> [WHAT YOU NEED TO DO]:
Take the line with "Give me the" and every line after it in the entries below, and set them down exactly, without any pictures.

> [Saved entries]:
═══
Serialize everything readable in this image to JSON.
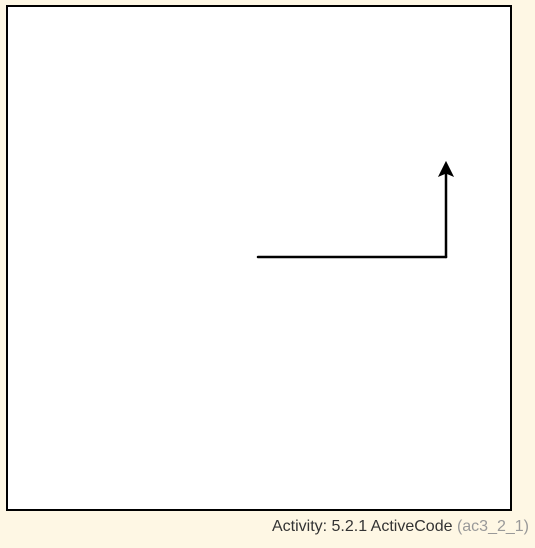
{
  "caption": {
    "label": "Activity: 5.2.1 ActiveCode",
    "id": "(ac3_2_1)"
  },
  "colors": {
    "page_background": "#fef7e4",
    "canvas_background": "#ffffff",
    "border": "#000000",
    "drawing": "#000000",
    "caption_text": "#333333",
    "caption_id_text": "#999999"
  },
  "turtle": {
    "icon": "turtle-arrow-icon",
    "heading": "up"
  }
}
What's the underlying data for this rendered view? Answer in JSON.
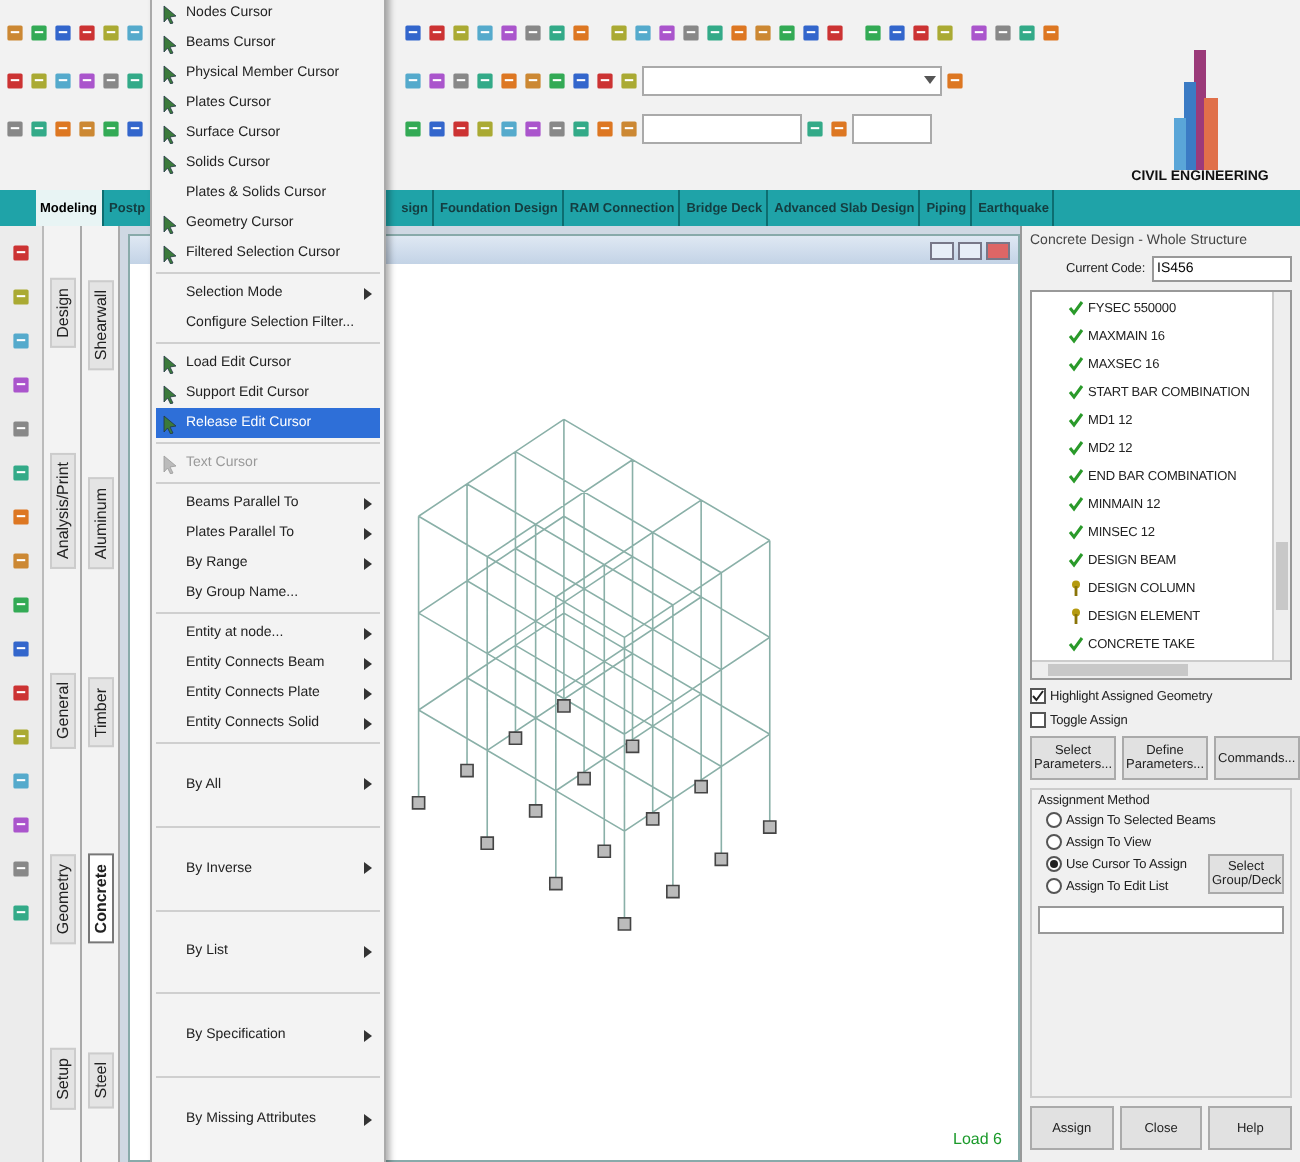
{
  "ribbon_tabs": [
    {
      "label": "Modeling",
      "selected": true
    },
    {
      "label": "Postp",
      "selected": false
    },
    {
      "label": "sign",
      "selected": false
    },
    {
      "label": "Foundation Design",
      "selected": false
    },
    {
      "label": "RAM Connection",
      "selected": false
    },
    {
      "label": "Bridge Deck",
      "selected": false
    },
    {
      "label": "Advanced Slab Design",
      "selected": false
    },
    {
      "label": "Piping",
      "selected": false
    },
    {
      "label": "Earthquake",
      "selected": false
    }
  ],
  "logo": {
    "text": "CIVIL ENGINEERING"
  },
  "side_tabs": [
    {
      "label": "Design",
      "selected": false
    },
    {
      "label": "Analysis/Print",
      "selected": false
    },
    {
      "label": "General",
      "selected": false
    },
    {
      "label": "Geometry",
      "selected": false
    },
    {
      "label": "Setup",
      "selected": false
    }
  ],
  "design_tabs": [
    {
      "label": "Shearwall",
      "selected": false
    },
    {
      "label": "Aluminum",
      "selected": false
    },
    {
      "label": "Timber",
      "selected": false
    },
    {
      "label": "Concrete",
      "selected": true
    },
    {
      "label": "Steel",
      "selected": false
    }
  ],
  "viewport": {
    "load_label": "Load 6"
  },
  "menu": {
    "groups": [
      {
        "items": [
          {
            "label": "Nodes Cursor",
            "icon": true,
            "submenu": false,
            "disabled": false,
            "selected": false
          },
          {
            "label": "Beams Cursor",
            "icon": true,
            "submenu": false,
            "disabled": false,
            "selected": false
          },
          {
            "label": "Physical Member Cursor",
            "icon": true,
            "submenu": false,
            "disabled": false,
            "selected": false
          },
          {
            "label": "Plates Cursor",
            "icon": true,
            "submenu": false,
            "disabled": false,
            "selected": false
          },
          {
            "label": "Surface Cursor",
            "icon": true,
            "submenu": false,
            "disabled": false,
            "selected": false
          },
          {
            "label": "Solids Cursor",
            "icon": true,
            "submenu": false,
            "disabled": false,
            "selected": false
          },
          {
            "label": "Plates & Solids Cursor",
            "icon": false,
            "submenu": false,
            "disabled": false,
            "selected": false
          },
          {
            "label": "Geometry Cursor",
            "icon": true,
            "submenu": false,
            "disabled": false,
            "selected": false
          },
          {
            "label": "Filtered Selection Cursor",
            "icon": true,
            "submenu": false,
            "disabled": false,
            "selected": false
          }
        ]
      },
      {
        "items": [
          {
            "label": "Selection Mode",
            "icon": false,
            "submenu": true,
            "disabled": false,
            "selected": false
          },
          {
            "label": "Configure Selection Filter...",
            "icon": false,
            "submenu": false,
            "disabled": false,
            "selected": false
          }
        ]
      },
      {
        "items": [
          {
            "label": "Load Edit Cursor",
            "icon": true,
            "submenu": false,
            "disabled": false,
            "selected": false
          },
          {
            "label": "Support Edit Cursor",
            "icon": true,
            "submenu": false,
            "disabled": false,
            "selected": false
          },
          {
            "label": "Release Edit Cursor",
            "icon": true,
            "submenu": false,
            "disabled": false,
            "selected": true
          }
        ]
      },
      {
        "items": [
          {
            "label": "Text Cursor",
            "icon": true,
            "submenu": false,
            "disabled": true,
            "selected": false
          }
        ]
      },
      {
        "items": [
          {
            "label": "Beams Parallel To",
            "icon": false,
            "submenu": true,
            "disabled": false,
            "selected": false
          },
          {
            "label": "Plates Parallel To",
            "icon": false,
            "submenu": true,
            "disabled": false,
            "selected": false
          },
          {
            "label": "By Range",
            "icon": false,
            "submenu": true,
            "disabled": false,
            "selected": false
          },
          {
            "label": "By Group Name...",
            "icon": false,
            "submenu": false,
            "disabled": false,
            "selected": false
          }
        ]
      },
      {
        "items": [
          {
            "label": "Entity at node...",
            "icon": false,
            "submenu": true,
            "disabled": false,
            "selected": false
          },
          {
            "label": "Entity Connects Beam",
            "icon": false,
            "submenu": true,
            "disabled": false,
            "selected": false
          },
          {
            "label": "Entity Connects Plate",
            "icon": false,
            "submenu": true,
            "disabled": false,
            "selected": false
          },
          {
            "label": "Entity Connects Solid",
            "icon": false,
            "submenu": true,
            "disabled": false,
            "selected": false
          }
        ]
      },
      {
        "items": [
          {
            "label": "By All",
            "icon": false,
            "submenu": true,
            "disabled": false,
            "selected": false
          }
        ]
      },
      {
        "items": [
          {
            "label": "By Inverse",
            "icon": false,
            "submenu": true,
            "disabled": false,
            "selected": false
          }
        ]
      },
      {
        "items": [
          {
            "label": "By List",
            "icon": false,
            "submenu": true,
            "disabled": false,
            "selected": false
          }
        ]
      },
      {
        "items": [
          {
            "label": "By Specification",
            "icon": false,
            "submenu": true,
            "disabled": false,
            "selected": false
          }
        ]
      },
      {
        "items": [
          {
            "label": "By Missing Attributes",
            "icon": false,
            "submenu": true,
            "disabled": false,
            "selected": false
          }
        ]
      }
    ]
  },
  "design_panel": {
    "title": "Concrete Design - Whole Structure",
    "code_label": "Current Code:",
    "code_value": "IS456",
    "commands": [
      {
        "label": "FYSEC 550000",
        "kind": "done"
      },
      {
        "label": "MAXMAIN 16",
        "kind": "done"
      },
      {
        "label": "MAXSEC 16",
        "kind": "done"
      },
      {
        "label": "START BAR COMBINATION",
        "kind": "done"
      },
      {
        "label": "MD1 12",
        "kind": "done"
      },
      {
        "label": "MD2 12",
        "kind": "done"
      },
      {
        "label": "END BAR COMBINATION",
        "kind": "done"
      },
      {
        "label": "MINMAIN 12",
        "kind": "done"
      },
      {
        "label": "MINSEC 12",
        "kind": "done"
      },
      {
        "label": "DESIGN BEAM",
        "kind": "done"
      },
      {
        "label": "DESIGN COLUMN",
        "kind": "pending"
      },
      {
        "label": "DESIGN ELEMENT",
        "kind": "pending"
      },
      {
        "label": "CONCRETE TAKE",
        "kind": "done"
      }
    ],
    "checkboxes": [
      {
        "label": "Highlight Assigned Geometry",
        "checked": true
      },
      {
        "label": "Toggle Assign",
        "checked": false
      }
    ],
    "buttons": [
      "Select Parameters...",
      "Define Parameters...",
      "Commands..."
    ],
    "method_label": "Assignment Method",
    "methods": [
      {
        "label": "Assign To Selected Beams",
        "selected": false
      },
      {
        "label": "Assign To View",
        "selected": false
      },
      {
        "label": "Use Cursor To Assign",
        "selected": true
      },
      {
        "label": "Assign To Edit List",
        "selected": false
      }
    ],
    "group_button": "Select Group/Deck",
    "footer_buttons": [
      "Assign",
      "Close",
      "Help"
    ]
  }
}
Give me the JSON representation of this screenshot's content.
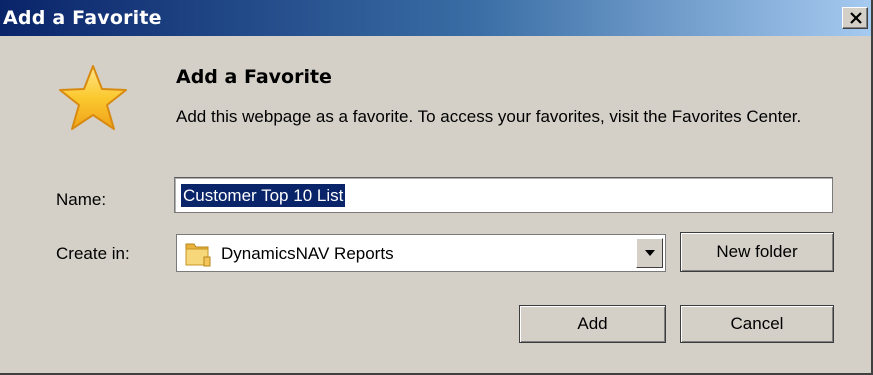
{
  "window": {
    "title": "Add a Favorite",
    "close_icon": "close-icon"
  },
  "header": {
    "icon": "star-icon",
    "heading": "Add a Favorite",
    "description": "Add this webpage as a favorite. To access your favorites, visit the Favorites Center."
  },
  "form": {
    "name_label": "Name:",
    "name_value": "Customer Top 10 List",
    "create_in_label": "Create in:",
    "create_in_value": "DynamicsNAV Reports",
    "folder_icon": "folder-icon",
    "dropdown_icon": "chevron-down-icon"
  },
  "buttons": {
    "new_folder": "New folder",
    "add": "Add",
    "cancel": "Cancel"
  },
  "colors": {
    "dialog_bg": "#d4d0c8",
    "titlebar_start": "#0a246a",
    "titlebar_end": "#a6caf0",
    "selection": "#0a246a",
    "star": "#f7c02c"
  }
}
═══
> [TASK RESPONSE]:
Give me the JSON representation of this screenshot's content.
{
  "window": {
    "title": "Add a Favorite",
    "close_icon": "close-icon"
  },
  "header": {
    "icon": "star-icon",
    "heading": "Add a Favorite",
    "description": "Add this webpage as a favorite. To access your favorites, visit the Favorites Center."
  },
  "form": {
    "name_label": "Name:",
    "name_value": "Customer Top 10 List",
    "create_in_label": "Create in:",
    "create_in_value": "DynamicsNAV Reports",
    "folder_icon": "folder-icon",
    "dropdown_icon": "chevron-down-icon"
  },
  "buttons": {
    "new_folder": "New folder",
    "add": "Add",
    "cancel": "Cancel"
  },
  "colors": {
    "dialog_bg": "#d4d0c8",
    "titlebar_start": "#0a246a",
    "titlebar_end": "#a6caf0",
    "selection": "#0a246a",
    "star": "#f7c02c"
  }
}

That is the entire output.